Thursday, November 30, 2017

Dodgy YayYo IPO advertised on TV - Business Insider

YayYo IPO advertised on TV - Business Insider:

Dodgy is probably the best term for Yay Yo IPO, for the inner circle, and for the product-less crowdfunding approach using the JOBS act.

In the true spirit of a pyramid scheme, Yah Yo has the promise of a product, but there is little or no "there" there.

They are selling the business model that they will tie in all the ride-share companies like Uber and Lyft into an integrated interface that gives you the best pricing. They generally imply that the BIG 2 unicorns will happily interface with Yay Yo. However, the two world-wide rideshares have insisted that Yay Yo cease and desist from any implicates of partnership.

So, they say, they will work with the largest 3 to 100 ride share companies. In the US, Uber is down to about 74% with Lyft at about 24%... leaving about 2% for the other players. (See here how Uber's fortunes have fallen from 91%, including a #deleteUber campaign based on a Trump backlash.)

The talking head spokesperson/expert in the video is J Peterson from Sienfeld fame, a show about nothing, seems appropriate... An IPO about nothing.

Comparing to Uber or Lyft that actually produce something and have lots of intellectual property (like patents and such) at their disposal, seems a bit like a reach. People from near and far, think that the advertising of the investment, not the product, is mostly misleading and far from the truth. Taking excess advantage of the Wild-Wild west for small investors made available for low regulation (near no regulation) IPO thanks to the 2012 Jumpstart our Business Startups, or JOBS Act.

Want to hear an overview of the investor requirements for this "Regulation A+" investment, straight from Elaine's dodgy boss from Seinfeld look at the bottom right of this page: 
Consider carefully signing up though.

There should be no comfort in investing in a guy who was banned from public IPO for 5 years because of wildly risky and/or criminal acts in a publicly traded company in the past.

You read through the SEC filings to see if this is a IPO scam, a dodgy crowdfund, or simply an uber-risky pink-unicorn investment.

On the plus side, the Business Insider article that started this blog post, YayYo IPO advertised on TV - Business Insider:, is a wonderful overview of the whole JOBS act and really good uses of it to fund smaller businesses and give smaller investors an opportunity to play.
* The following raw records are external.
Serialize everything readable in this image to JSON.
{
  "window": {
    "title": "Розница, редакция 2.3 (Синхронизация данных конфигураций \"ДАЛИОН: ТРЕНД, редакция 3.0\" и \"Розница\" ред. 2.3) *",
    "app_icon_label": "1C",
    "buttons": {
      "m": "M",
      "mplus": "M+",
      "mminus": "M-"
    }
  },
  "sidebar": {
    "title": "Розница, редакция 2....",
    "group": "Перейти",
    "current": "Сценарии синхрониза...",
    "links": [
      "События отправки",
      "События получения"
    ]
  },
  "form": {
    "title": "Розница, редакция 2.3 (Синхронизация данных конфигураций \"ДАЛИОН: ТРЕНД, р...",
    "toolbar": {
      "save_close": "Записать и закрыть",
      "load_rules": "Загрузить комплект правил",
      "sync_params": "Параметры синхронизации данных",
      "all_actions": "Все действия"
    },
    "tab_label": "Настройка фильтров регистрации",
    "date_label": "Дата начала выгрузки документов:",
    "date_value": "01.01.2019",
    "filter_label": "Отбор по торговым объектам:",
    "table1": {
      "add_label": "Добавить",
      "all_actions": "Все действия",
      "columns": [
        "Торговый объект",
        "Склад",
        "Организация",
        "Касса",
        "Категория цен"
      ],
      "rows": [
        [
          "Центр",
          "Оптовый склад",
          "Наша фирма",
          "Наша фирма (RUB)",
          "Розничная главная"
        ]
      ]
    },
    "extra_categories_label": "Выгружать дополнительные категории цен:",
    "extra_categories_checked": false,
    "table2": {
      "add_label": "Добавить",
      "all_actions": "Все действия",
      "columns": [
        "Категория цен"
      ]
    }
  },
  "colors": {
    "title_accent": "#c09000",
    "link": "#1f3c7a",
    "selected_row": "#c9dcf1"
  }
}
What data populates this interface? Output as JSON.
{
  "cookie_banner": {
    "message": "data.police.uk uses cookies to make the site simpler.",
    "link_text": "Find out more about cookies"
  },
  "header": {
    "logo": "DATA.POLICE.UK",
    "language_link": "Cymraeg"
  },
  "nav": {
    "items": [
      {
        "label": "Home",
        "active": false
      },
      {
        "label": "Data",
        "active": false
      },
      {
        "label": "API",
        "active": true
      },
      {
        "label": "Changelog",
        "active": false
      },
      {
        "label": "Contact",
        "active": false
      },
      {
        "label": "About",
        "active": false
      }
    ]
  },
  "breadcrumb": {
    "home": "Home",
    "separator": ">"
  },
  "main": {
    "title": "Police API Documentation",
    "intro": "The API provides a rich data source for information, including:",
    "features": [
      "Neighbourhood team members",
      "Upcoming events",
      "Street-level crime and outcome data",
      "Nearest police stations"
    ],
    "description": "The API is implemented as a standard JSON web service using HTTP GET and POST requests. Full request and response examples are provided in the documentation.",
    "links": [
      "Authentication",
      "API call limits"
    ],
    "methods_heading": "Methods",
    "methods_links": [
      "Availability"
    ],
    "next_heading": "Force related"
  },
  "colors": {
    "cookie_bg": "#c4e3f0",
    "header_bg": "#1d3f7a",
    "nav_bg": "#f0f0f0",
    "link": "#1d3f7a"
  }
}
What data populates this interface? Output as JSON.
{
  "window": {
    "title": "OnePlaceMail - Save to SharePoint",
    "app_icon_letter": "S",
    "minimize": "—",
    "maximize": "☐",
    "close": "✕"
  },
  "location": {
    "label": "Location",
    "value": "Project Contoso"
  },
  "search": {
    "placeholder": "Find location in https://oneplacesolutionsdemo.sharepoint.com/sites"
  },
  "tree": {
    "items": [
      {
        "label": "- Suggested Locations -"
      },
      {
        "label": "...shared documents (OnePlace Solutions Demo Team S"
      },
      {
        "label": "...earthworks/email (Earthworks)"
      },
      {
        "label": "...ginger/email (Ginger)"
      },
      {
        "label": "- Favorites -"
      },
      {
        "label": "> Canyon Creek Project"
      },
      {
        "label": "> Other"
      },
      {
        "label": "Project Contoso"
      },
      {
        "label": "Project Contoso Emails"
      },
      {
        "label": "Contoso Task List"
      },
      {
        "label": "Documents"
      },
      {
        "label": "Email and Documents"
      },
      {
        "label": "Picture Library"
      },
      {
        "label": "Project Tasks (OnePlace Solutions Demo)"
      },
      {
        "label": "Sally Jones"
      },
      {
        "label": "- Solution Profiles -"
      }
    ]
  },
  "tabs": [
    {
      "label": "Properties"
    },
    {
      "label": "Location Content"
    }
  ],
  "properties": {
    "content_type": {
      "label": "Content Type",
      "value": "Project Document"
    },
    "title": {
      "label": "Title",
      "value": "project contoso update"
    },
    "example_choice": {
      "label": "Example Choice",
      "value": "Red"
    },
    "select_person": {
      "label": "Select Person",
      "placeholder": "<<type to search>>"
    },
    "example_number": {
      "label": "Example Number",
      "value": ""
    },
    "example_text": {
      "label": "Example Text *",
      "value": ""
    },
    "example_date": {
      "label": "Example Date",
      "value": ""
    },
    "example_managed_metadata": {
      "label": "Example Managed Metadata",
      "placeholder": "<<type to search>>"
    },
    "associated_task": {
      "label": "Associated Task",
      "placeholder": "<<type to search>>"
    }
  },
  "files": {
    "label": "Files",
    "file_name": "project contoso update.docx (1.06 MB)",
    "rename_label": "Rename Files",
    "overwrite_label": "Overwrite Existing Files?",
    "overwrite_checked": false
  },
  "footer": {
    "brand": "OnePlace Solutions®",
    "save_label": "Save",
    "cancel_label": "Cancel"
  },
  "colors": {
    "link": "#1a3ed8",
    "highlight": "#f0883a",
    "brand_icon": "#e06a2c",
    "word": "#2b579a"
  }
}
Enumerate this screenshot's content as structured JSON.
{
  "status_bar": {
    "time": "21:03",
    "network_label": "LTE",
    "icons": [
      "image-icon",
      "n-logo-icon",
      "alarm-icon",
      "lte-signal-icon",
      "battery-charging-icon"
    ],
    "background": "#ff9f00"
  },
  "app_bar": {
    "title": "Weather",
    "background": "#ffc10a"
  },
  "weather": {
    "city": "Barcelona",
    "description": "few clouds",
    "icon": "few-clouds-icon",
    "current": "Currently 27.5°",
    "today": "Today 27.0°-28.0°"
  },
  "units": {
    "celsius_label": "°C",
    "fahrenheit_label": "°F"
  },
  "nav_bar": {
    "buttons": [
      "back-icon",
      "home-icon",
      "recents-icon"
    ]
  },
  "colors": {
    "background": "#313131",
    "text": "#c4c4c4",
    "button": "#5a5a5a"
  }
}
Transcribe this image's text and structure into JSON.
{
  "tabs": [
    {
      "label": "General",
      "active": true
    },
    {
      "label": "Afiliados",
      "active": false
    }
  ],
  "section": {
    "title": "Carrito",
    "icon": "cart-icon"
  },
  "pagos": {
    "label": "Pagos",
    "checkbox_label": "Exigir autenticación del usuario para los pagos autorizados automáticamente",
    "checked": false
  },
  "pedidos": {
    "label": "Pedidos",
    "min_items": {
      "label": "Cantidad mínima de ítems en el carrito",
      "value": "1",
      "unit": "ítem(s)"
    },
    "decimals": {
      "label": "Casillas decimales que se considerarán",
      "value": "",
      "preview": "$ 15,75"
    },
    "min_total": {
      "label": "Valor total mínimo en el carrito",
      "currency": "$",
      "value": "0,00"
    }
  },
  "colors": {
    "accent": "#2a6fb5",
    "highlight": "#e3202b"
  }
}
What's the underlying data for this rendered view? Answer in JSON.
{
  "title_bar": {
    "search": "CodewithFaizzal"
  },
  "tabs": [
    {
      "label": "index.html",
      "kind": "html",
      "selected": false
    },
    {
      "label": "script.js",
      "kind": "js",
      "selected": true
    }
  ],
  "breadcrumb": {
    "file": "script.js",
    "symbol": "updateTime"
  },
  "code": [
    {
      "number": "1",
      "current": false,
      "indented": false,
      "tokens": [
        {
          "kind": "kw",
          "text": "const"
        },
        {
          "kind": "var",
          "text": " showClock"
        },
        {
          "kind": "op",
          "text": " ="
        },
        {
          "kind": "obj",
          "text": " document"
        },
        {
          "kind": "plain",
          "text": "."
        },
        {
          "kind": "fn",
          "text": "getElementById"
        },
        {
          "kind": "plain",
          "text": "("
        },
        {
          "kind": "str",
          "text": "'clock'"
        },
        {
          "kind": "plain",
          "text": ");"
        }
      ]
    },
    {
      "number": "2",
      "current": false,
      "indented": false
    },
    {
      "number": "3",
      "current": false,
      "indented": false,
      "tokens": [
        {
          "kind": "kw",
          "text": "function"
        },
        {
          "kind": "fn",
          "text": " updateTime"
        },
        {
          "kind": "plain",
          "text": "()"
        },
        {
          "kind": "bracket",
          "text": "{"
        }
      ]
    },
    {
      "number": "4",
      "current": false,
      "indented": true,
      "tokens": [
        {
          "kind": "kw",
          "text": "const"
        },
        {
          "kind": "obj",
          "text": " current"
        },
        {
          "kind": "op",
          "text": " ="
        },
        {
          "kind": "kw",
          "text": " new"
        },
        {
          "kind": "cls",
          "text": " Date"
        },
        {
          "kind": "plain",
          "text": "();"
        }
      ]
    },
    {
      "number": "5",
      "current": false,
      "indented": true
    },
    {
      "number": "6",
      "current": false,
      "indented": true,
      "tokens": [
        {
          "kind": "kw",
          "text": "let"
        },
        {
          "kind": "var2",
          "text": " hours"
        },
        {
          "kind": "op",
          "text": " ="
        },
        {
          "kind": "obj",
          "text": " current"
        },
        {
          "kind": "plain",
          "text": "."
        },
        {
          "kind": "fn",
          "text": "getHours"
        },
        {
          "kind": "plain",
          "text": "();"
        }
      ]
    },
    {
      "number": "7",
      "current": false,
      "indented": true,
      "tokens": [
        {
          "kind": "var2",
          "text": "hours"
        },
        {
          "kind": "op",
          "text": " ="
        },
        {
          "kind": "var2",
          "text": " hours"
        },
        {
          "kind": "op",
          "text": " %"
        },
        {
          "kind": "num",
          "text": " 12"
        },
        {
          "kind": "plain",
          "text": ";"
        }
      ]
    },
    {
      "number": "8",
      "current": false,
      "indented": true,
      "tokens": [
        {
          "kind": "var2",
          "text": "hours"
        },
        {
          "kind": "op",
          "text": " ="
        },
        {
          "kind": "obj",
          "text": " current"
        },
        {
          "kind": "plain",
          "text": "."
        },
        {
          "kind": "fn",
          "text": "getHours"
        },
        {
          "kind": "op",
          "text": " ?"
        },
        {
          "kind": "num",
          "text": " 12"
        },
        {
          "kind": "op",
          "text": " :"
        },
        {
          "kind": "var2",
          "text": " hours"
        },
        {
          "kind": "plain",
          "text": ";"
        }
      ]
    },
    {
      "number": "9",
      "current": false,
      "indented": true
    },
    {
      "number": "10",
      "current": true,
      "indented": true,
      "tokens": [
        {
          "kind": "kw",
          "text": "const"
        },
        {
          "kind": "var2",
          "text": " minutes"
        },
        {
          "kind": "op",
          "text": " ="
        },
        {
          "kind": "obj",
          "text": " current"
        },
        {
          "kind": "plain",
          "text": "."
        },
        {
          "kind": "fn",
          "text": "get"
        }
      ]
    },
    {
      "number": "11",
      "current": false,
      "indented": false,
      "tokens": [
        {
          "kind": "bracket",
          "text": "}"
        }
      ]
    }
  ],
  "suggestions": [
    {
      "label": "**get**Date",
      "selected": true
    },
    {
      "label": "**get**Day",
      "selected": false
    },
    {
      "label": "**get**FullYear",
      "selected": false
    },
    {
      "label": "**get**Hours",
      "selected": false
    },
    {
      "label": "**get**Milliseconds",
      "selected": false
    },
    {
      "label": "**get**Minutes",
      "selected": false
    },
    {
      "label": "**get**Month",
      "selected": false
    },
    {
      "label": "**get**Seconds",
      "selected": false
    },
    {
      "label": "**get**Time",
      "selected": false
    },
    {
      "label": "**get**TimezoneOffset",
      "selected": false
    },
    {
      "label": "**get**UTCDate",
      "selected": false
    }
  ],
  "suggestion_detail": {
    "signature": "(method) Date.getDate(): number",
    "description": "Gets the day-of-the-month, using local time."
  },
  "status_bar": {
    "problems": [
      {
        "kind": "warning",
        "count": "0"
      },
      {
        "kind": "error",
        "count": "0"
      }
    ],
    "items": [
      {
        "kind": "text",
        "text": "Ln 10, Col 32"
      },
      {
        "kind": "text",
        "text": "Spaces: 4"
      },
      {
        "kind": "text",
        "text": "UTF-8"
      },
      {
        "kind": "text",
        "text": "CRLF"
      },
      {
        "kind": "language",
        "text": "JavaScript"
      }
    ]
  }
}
Companies that seem to have real products and interesting market niches are Elio and Knightscope. "Regulation A+ IPOs include Elio Motors, which is working on an inexpensive three-wheeled car, and Knightscope, which designs robotic security systems."

Ironically, Uber (global) and Lyft (US only) are both private companies, not public, valued at approximately $68B  and $7.5B, respectively. Real revenues in 2016 of about $6.5B and $700m.

Uber has 298 US patents in force with 117 applications pending (via PatentBuddy), amassing a serious war chest organically and through acquisition. Not just anybody is gonna go jump into this market.

Lyft got their first patent issued in Sept 31 of 2016 for music preferences ("jukebox") and its second patent for "ride chaining" almost exactly a year later. The ride chaining patent is about a pickup and drop-off sequence, weaving through a rough terrain of of (Uber) patents.

I vote for dodge the dodgy, IPO or no.

'via Blog this'

Monday, November 20, 2017

Welcoming and Commending New Patent Legislation

The America Invents Act (AIA) was passed in 2011 and we are about to start the eighth year since its inception. (See description hereincluded such changes as a move to “first to file” from “first to invent”.) Intellectual Property time since then has been, to say the least, tumultuous.  We have seen significant Supreme Court decisions, the rise and spread of the troll as an intimidator of patent-owning small and medium size businesses and infringement litigation run wild.  “Beware of the law of unintended consequences.”
In response to these and other post AIA problems, Senator Patrick Coons (D-DE) introduced the “Support Technology and Research for our Nation’s Growth and Economic Resilience (Stronger) Patents Act.” Co- sponsors include Tom Cotton (R-AR), Dick Durbin (D-IL) and Mazio Hirono (D-HI).
There is a lot in the bill as one can see in the article.  But, one condition not covered is that of patent examiners.  First, funding is needed to significantly increase the numbers of examiners as annual patent applications increase and overwhelm the existing workforce.  Second, the increasingly complex and variety of technologies in patent applications, such as Artificial Intelligence, make it imperative that highly educated people be hired, and trained. Plus pay and benefits must be competitive to keep them working at the Patent Office, not jumping ship into the private sector.
Third, the incidence rate of infringement claims that ultimately lead to patent invalidity is much too high.  USPTO time and expenses incurred to settle claims in a drain on the organization and cause delays in getting valid products to market.  New techniques, more training, special masters or other aids such as special computer systems (WATSON-like) are needed to insure that patent claims are validated and not infringing issued patents.  “An ounce of prevention is worth a pound of cure.”